Case studyLicence: MGB BioPharma

Innovating to beat evolving bacteria

Professors Colin Suckling and Iain Hunter, of the Department of Pure & Applied Chemistry and Strathclyde Institute of Pharmacy and Biomedical Sciences respectively, designed and synthesised a novel class of anti-infective. The intellectual property was licensed to pharmaceutical company MGB BioPharma to develop a new antibiotic to treat infections that have become resistant to the drugs that are currently in use.

Approximately 3% of healthy adults and up to 66% of infants have Clostridium difficile in their gut without it causing any harm. The bacteria usually live in balance with many ‘good bacteria’ in the bowel. However, if good bacteria are reduced, C. difficile can multiply rapidly and produce toxins. People over the age of 65, those taking antibiotics, those with compromised immune systems, or those with inflammatory bowel disease, are more at risk for developing C. difficile-associated disease (CDAD). These infections have a high mortality rate, with 1 out of every 11 patients aged 65 or older dying within 30 days of diagnosis. To address the global problem of antibiotic resistance, MGB BioPharma is testing MGB-BP-3 – a bactericidal antibiotic. The bio-tech science company believes that MGB-BP-3 has the potential to offer a new paradigm in the treatment of CDAD because it kills C. difficile while still in its vegetative form, before infection can develop.

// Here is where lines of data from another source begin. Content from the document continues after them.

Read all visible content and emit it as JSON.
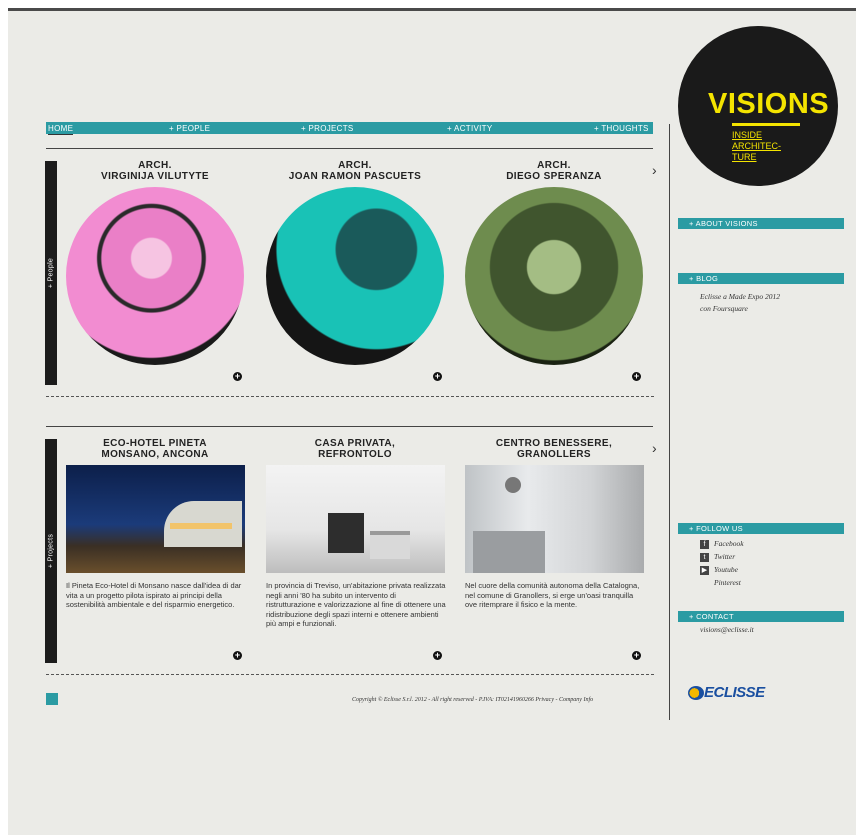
{
  "nav": {
    "home": "Home",
    "people": "+ People",
    "projects": "+ Projects",
    "activity": "+ Activity",
    "thoughts": "+ Thoughts"
  },
  "people_section": {
    "label": "+ People",
    "cards": [
      {
        "title1": "Arch.",
        "title2": "Virginija Vilutyte"
      },
      {
        "title1": "Arch.",
        "title2": "Joan Ramon Pascuets"
      },
      {
        "title1": "Arch.",
        "title2": "Diego Speranza"
      }
    ]
  },
  "projects_section": {
    "label": "+ Projects",
    "cards": [
      {
        "title1": "Eco-Hotel Pineta",
        "title2": "Monsano, Ancona",
        "desc": "Il Pineta Eco-Hotel di Monsano nasce dall'idea di dar vita a un progetto pilota ispirato ai principi della sostenibilità ambientale e del risparmio energetico."
      },
      {
        "title1": "Casa privata,",
        "title2": "Refrontolo",
        "desc": "In provincia di Treviso, un'abitazione privata realizzata negli anni '80 ha subito un intervento di ristrutturazione e valorizzazione al fine di ottenere una ridistribuzione degli spazi interni e ottenere ambienti più ampi e funzionali."
      },
      {
        "title1": "Centro benessere,",
        "title2": "Granollers",
        "desc": "Nel cuore della comunità autonoma della Catalogna, nel comune di Granollers, si erge un'oasi tranquilla ove ritemprare il fisico e la mente."
      }
    ]
  },
  "logo": {
    "word": "Visions",
    "line1": "Inside",
    "line2": "Architec-",
    "line3": "ture"
  },
  "sidebar": {
    "about": "+ About Visions",
    "blog": "+ Blog",
    "blog_link": "Eclisse a Made Expo 2012 con Foursquare",
    "follow": "+ Follow us",
    "facebook": "Facebook",
    "twitter": "Twitter",
    "youtube": "Youtube",
    "pinterest": "Pinterest",
    "contact": "+ Contact",
    "email": "visions@eclisse.it"
  },
  "brand": {
    "name": "ECLISSE",
    "accent": "#2b9ba3",
    "logo_yellow": "#f4e400"
  },
  "footer": {
    "copyright": "Copyright © Eclisse S.r.l. 2012 - All right reserved - P.IVA: IT02141960266  Privacy - Company Info"
  },
  "icons": {
    "plus": "plus-circle-icon",
    "arrow": "chevron-right-icon",
    "facebook": "facebook-icon",
    "twitter": "twitter-icon",
    "youtube": "youtube-icon"
  }
}
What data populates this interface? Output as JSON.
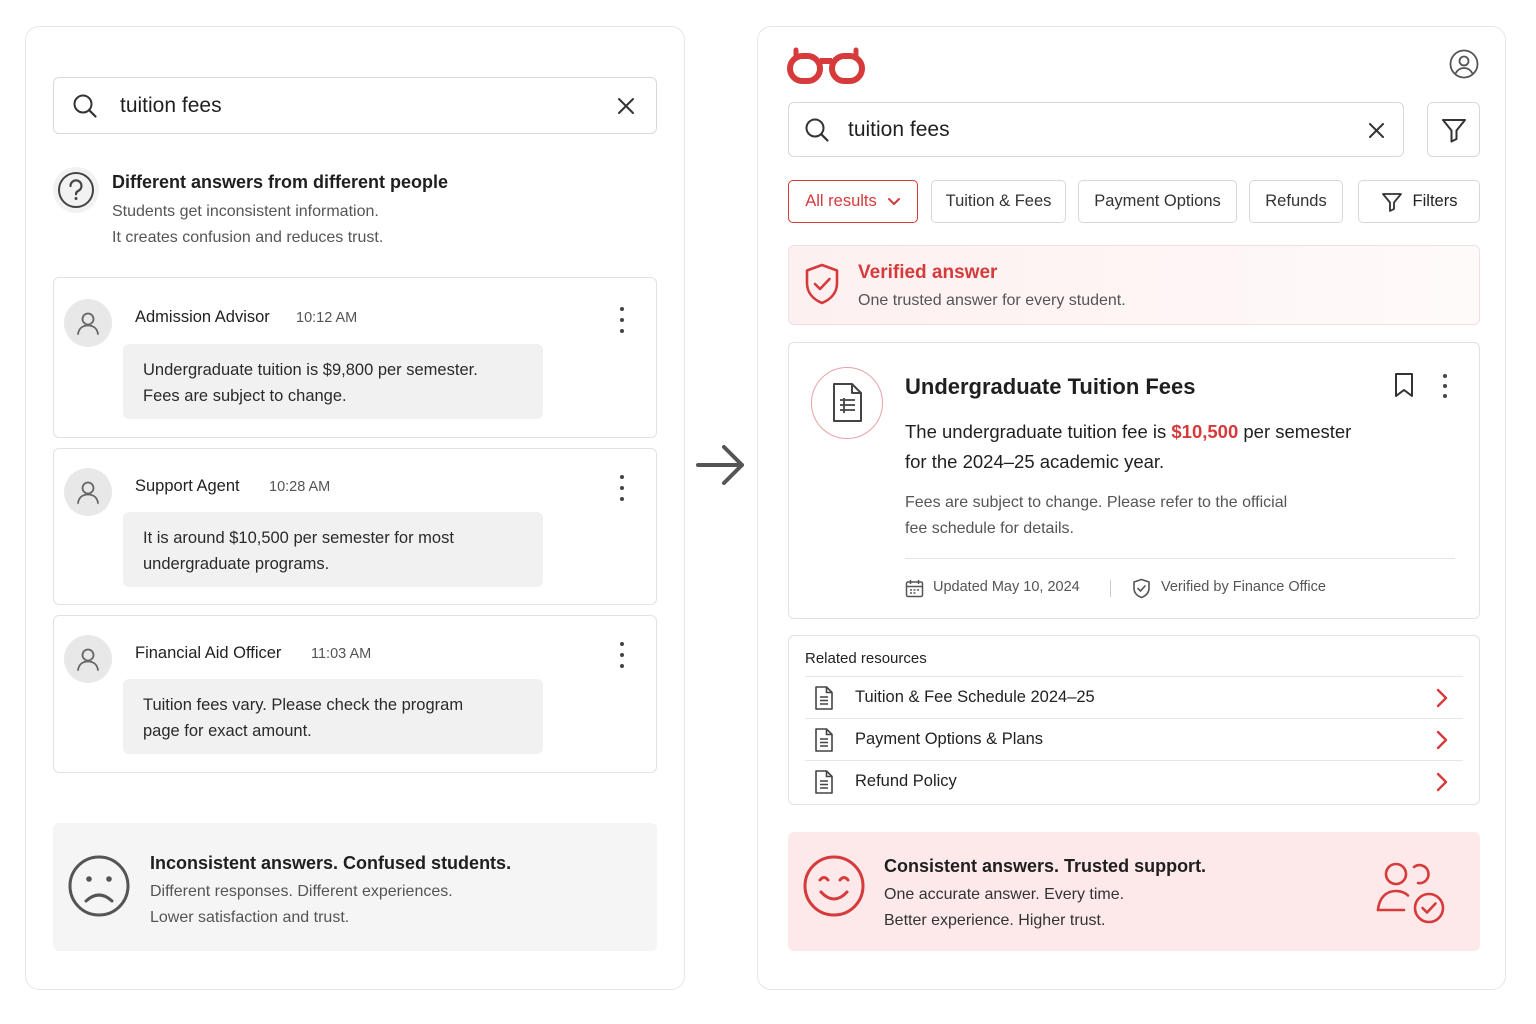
{
  "left": {
    "search": {
      "query": "tuition fees"
    },
    "problem": {
      "title": "Different answers from different people",
      "line1": "Students get inconsistent information.",
      "line2": "It creates confusion and reduces trust."
    },
    "messages": [
      {
        "sender": "Admission Advisor",
        "time": "10:12 AM",
        "line1": "Undergraduate tuition is $9,800 per semester.",
        "line2": "Fees are subject to change."
      },
      {
        "sender": "Support Agent",
        "time": "10:28 AM",
        "line1": "It is around $10,500 per semester for most",
        "line2": "undergraduate programs."
      },
      {
        "sender": "Financial Aid Officer",
        "time": "11:03 AM",
        "line1": "Tuition fees vary. Please check the program",
        "line2": "page for exact amount."
      }
    ],
    "summary": {
      "title": "Inconsistent answers. Confused students.",
      "line1": "Different responses. Different experiences.",
      "line2": "Lower satisfaction and trust."
    }
  },
  "right": {
    "search": {
      "query": "tuition fees"
    },
    "chips": [
      {
        "label": "All results"
      },
      {
        "label": "Tuition & Fees"
      },
      {
        "label": "Payment Options"
      },
      {
        "label": "Refunds"
      },
      {
        "label": "Filters"
      }
    ],
    "verified": {
      "title": "Verified answer",
      "subtitle": "One trusted answer for every student."
    },
    "answer": {
      "title": "Undergraduate Tuition Fees",
      "text_before": "The undergraduate tuition fee is ",
      "amount": "$10,500",
      "text_after": " per semester",
      "text_line2": "for the 2024–25 academic year.",
      "note_line1": "Fees are subject to change. Please refer to the official",
      "note_line2": "fee schedule for details.",
      "updated": "Updated May 10, 2024",
      "verified_by": "Verified by Finance Office"
    },
    "related": {
      "title": "Related resources",
      "items": [
        {
          "label": "Tuition & Fee Schedule 2024–25"
        },
        {
          "label": "Payment Options & Plans"
        },
        {
          "label": "Refund Policy"
        }
      ]
    },
    "summary": {
      "title": "Consistent answers. Trusted support.",
      "line1": "One accurate answer. Every time.",
      "line2": "Better experience. Higher trust."
    }
  },
  "colors": {
    "accent": "#d63a3a",
    "accent_soft": "#fde9ea",
    "muted_text": "#555555",
    "border": "#e2e2e2"
  },
  "icons": [
    "search-icon",
    "close-icon",
    "question-icon",
    "user-icon",
    "more-icon",
    "sad-face-icon",
    "arrow-right-icon",
    "glasses-logo",
    "account-icon",
    "filter-icon",
    "chevron-down-icon",
    "shield-check-icon",
    "document-icon",
    "bookmark-icon",
    "calendar-icon",
    "chevron-right-icon",
    "smile-face-icon",
    "users-check-icon"
  ]
}
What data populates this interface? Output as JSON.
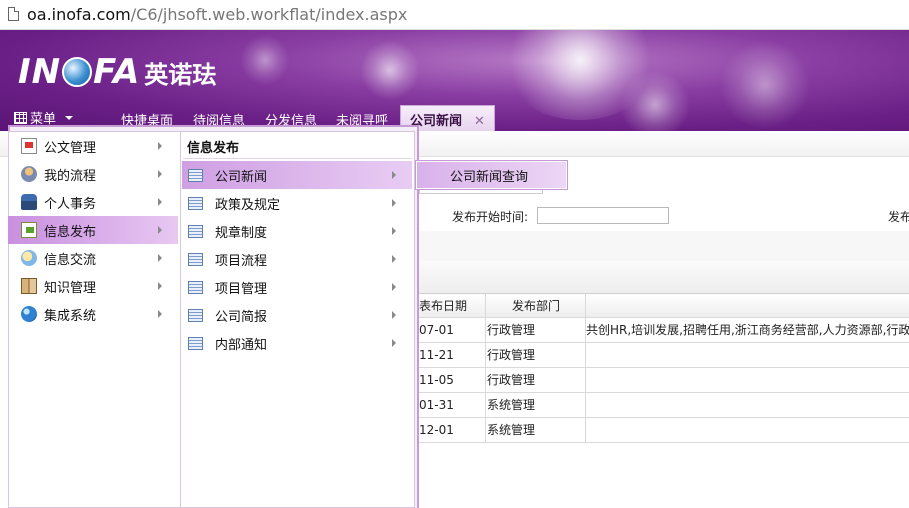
{
  "browser": {
    "url_host": "oa.inofa.com",
    "url_path": "/C6/jhsoft.web.workflat/index.aspx"
  },
  "header": {
    "logo_text_left": "IN",
    "logo_text_right": "FA",
    "logo_cn": "英诺珐",
    "menu_label": "菜单",
    "tabs": [
      {
        "label": "快捷桌面"
      },
      {
        "label": "待阅信息"
      },
      {
        "label": "分发信息"
      },
      {
        "label": "未阅寻呼"
      },
      {
        "label": "公司新闻",
        "close": "✕",
        "active": true
      }
    ]
  },
  "main_menu": {
    "items": [
      {
        "label": "公文管理",
        "icon": "document-icon"
      },
      {
        "label": "我的流程",
        "icon": "flow-icon"
      },
      {
        "label": "个人事务",
        "icon": "person-icon"
      },
      {
        "label": "信息发布",
        "icon": "publish-icon",
        "selected": true
      },
      {
        "label": "信息交流",
        "icon": "chat-icon"
      },
      {
        "label": "知识管理",
        "icon": "book-icon"
      },
      {
        "label": "集成系统",
        "icon": "globe-icon"
      }
    ]
  },
  "submenu": {
    "heading": "信息发布",
    "items": [
      {
        "label": "公司新闻",
        "selected": true
      },
      {
        "label": "政策及规定"
      },
      {
        "label": "规章制度"
      },
      {
        "label": "项目流程"
      },
      {
        "label": "项目管理"
      },
      {
        "label": "公司简报"
      },
      {
        "label": "内部通知"
      }
    ]
  },
  "submenu3": {
    "items": [
      {
        "label": "公司新闻查询"
      }
    ]
  },
  "background_page": {
    "publish_start_label": "发布开始时间:",
    "right_label_fragment": "发布",
    "table": {
      "headers": [
        "发布日期",
        "发布部门",
        ""
      ],
      "header_visible": [
        "表布日期",
        "发布部门",
        ""
      ],
      "rows": [
        [
          "07-01",
          "行政管理",
          "共创HR,培训发展,招聘任用,浙江商务经营部,人力资源部,行政"
        ],
        [
          "11-21",
          "行政管理",
          ""
        ],
        [
          "11-05",
          "行政管理",
          ""
        ],
        [
          "01-31",
          "系统管理",
          ""
        ],
        [
          "12-01",
          "系统管理",
          ""
        ]
      ]
    }
  },
  "colors": {
    "banner": "#6a1f86",
    "menu_highlight": "#c98fe0",
    "menu_border": "#c79cd6"
  }
}
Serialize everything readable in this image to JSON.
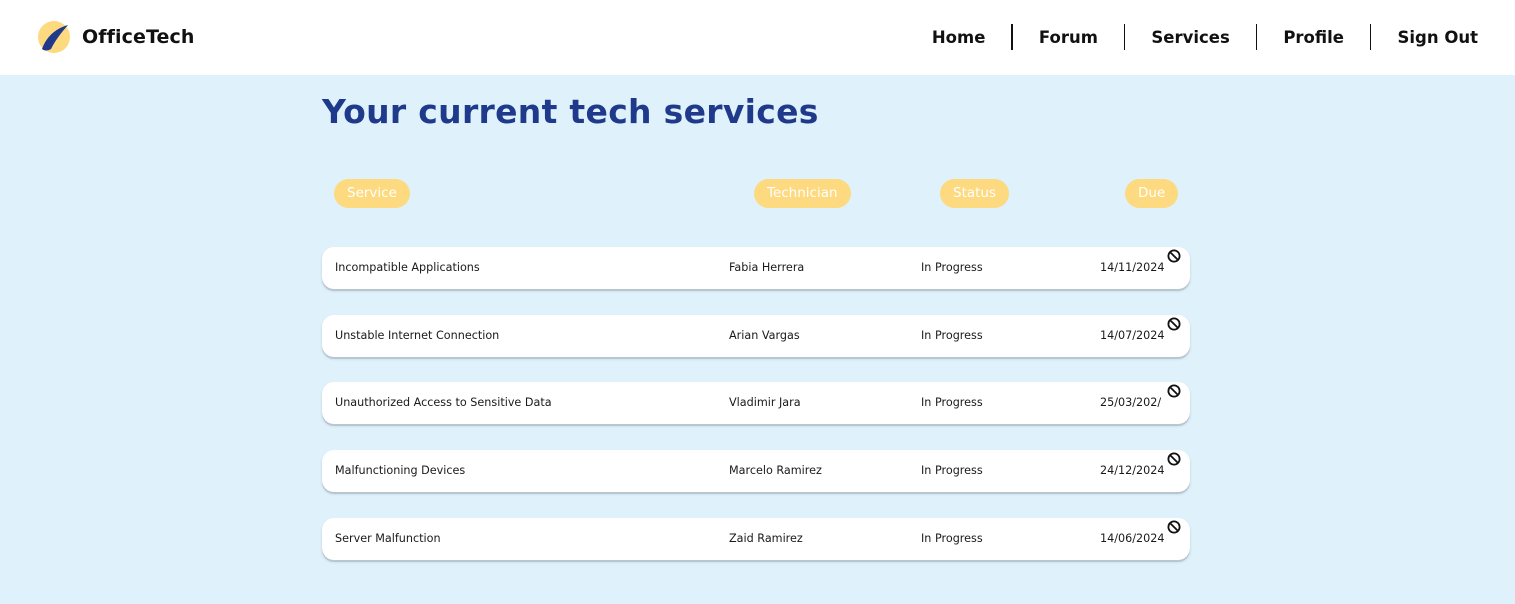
{
  "app": {
    "brand": "OfficeTech",
    "logo_icon": "crescent-swoosh-logo",
    "colors": {
      "background": "#dff1fb",
      "title": "#1f3a8a",
      "header_pill": "#fdd97f",
      "logo_blue": "#1f3a8a",
      "logo_yellow": "#fdd97f"
    }
  },
  "nav": {
    "items": [
      {
        "label": "Home"
      },
      {
        "label": "Forum"
      },
      {
        "label": "Services"
      },
      {
        "label": "Profile"
      },
      {
        "label": "Sign Out"
      }
    ]
  },
  "main": {
    "title": "Your current tech services",
    "columns": {
      "service": "Service",
      "technician": "Technician",
      "status": "Status",
      "due": "Due"
    },
    "rows": [
      {
        "service": "Incompatible Applications",
        "technician": "Fabia Herrera",
        "status": "In Progress",
        "due": "14/11/2024",
        "action_icon": "cancel-icon"
      },
      {
        "service": "Unstable Internet Connection",
        "technician": "Arian Vargas",
        "status": "In Progress",
        "due": "14/07/2024",
        "action_icon": "cancel-icon"
      },
      {
        "service": "Unauthorized Access to Sensitive Data",
        "technician": "Vladimir Jara",
        "status": "In Progress",
        "due": "25/03/202/",
        "action_icon": "cancel-icon"
      },
      {
        "service": "Malfunctioning Devices",
        "technician": "Marcelo Ramirez",
        "status": "In Progress",
        "due": "24/12/2024",
        "action_icon": "cancel-icon"
      },
      {
        "service": "Server Malfunction",
        "technician": "Zaid Ramirez",
        "status": "In Progress",
        "due": "14/06/2024",
        "action_icon": "cancel-icon"
      }
    ]
  }
}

Scientist testing antibiotics

Professor Suckling, together with his team, discovered and patented innovations related to the MGB project. He was one of the first to emphasise the symbiosis of chemistry and biology. Pursuing this interaction, recent research has created genuine therapeutic opportunities for the treatment of infectious and inflammatory diseases.

MGB Biopharma hopes the antibiotic – developed at the University of Strathclyde and cleared by the Food and Drug Administration (FDA) and Health Canada – can go on to become the new Gold Standard for treatment of hospital-acquired infection and can address the global problem of antibiotic resistance.